## WHAT IS REQUIRED
I would like the records restated word for word, without the pictures.

## STORED DATA

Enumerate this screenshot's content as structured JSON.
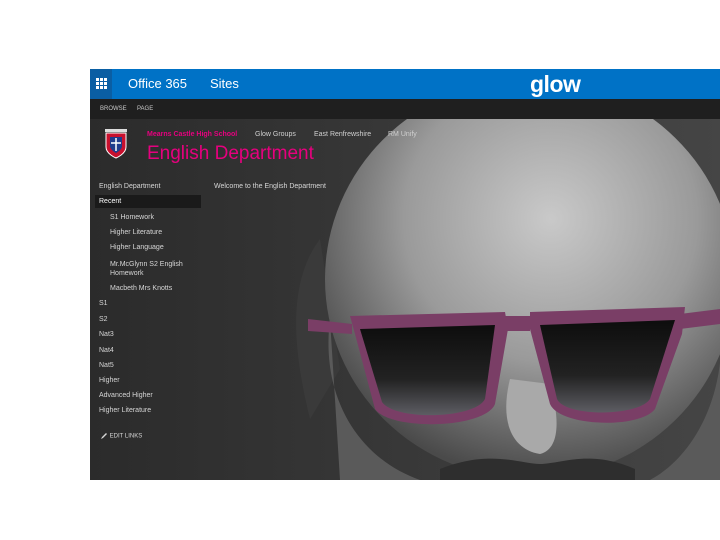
{
  "topbar": {
    "app_name": "Office 365",
    "sites_label": "Sites",
    "brand": "glow"
  },
  "ribbon": {
    "tabs": [
      "BROWSE",
      "PAGE"
    ]
  },
  "header": {
    "links": [
      "Mearns Castle High School",
      "Glow Groups",
      "East Renfrewshire",
      "RM Unify"
    ],
    "site_title": "English Department"
  },
  "quicklaunch": {
    "root": "English Department",
    "recent_label": "Recent",
    "recent_items": [
      "S1 Homework",
      "Higher Literature",
      "Higher Language",
      "Mr.McGlynn S2 English Homework",
      "Macbeth Mrs Knotts"
    ],
    "items": [
      "S1",
      "S2",
      "Nat3",
      "Nat4",
      "Nat5",
      "Higher",
      "Advanced Higher",
      "Higher Literature"
    ],
    "edit_links": "EDIT LINKS"
  },
  "content": {
    "welcome": "Welcome to the English Department"
  },
  "colors": {
    "suite_bar": "#0072c6",
    "accent": "#e6007e",
    "sunglasses": "#7a3e66"
  }
}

## ANSWER TO THIS EXERCISE
Enumerate this screenshot's content as structured JSON.
{
  "topbar": {
    "app_name": "Office 365",
    "sites_label": "Sites",
    "brand": "glow"
  },
  "ribbon": {
    "tabs": [
      "BROWSE",
      "PAGE"
    ]
  },
  "header": {
    "links": [
      "Mearns Castle High School",
      "Glow Groups",
      "East Renfrewshire",
      "RM Unify"
    ],
    "site_title": "English Department"
  },
  "quicklaunch": {
    "root": "English Department",
    "recent_label": "Recent",
    "recent_items": [
      "S1 Homework",
      "Higher Literature",
      "Higher Language",
      "Mr.McGlynn S2 English Homework",
      "Macbeth Mrs Knotts"
    ],
    "items": [
      "S1",
      "S2",
      "Nat3",
      "Nat4",
      "Nat5",
      "Higher",
      "Advanced Higher",
      "Higher Literature"
    ],
    "edit_links": "EDIT LINKS"
  },
  "content": {
    "welcome": "Welcome to the English Department"
  },
  "colors": {
    "suite_bar": "#0072c6",
    "accent": "#e6007e",
    "sunglasses": "#7a3e66"
  }
}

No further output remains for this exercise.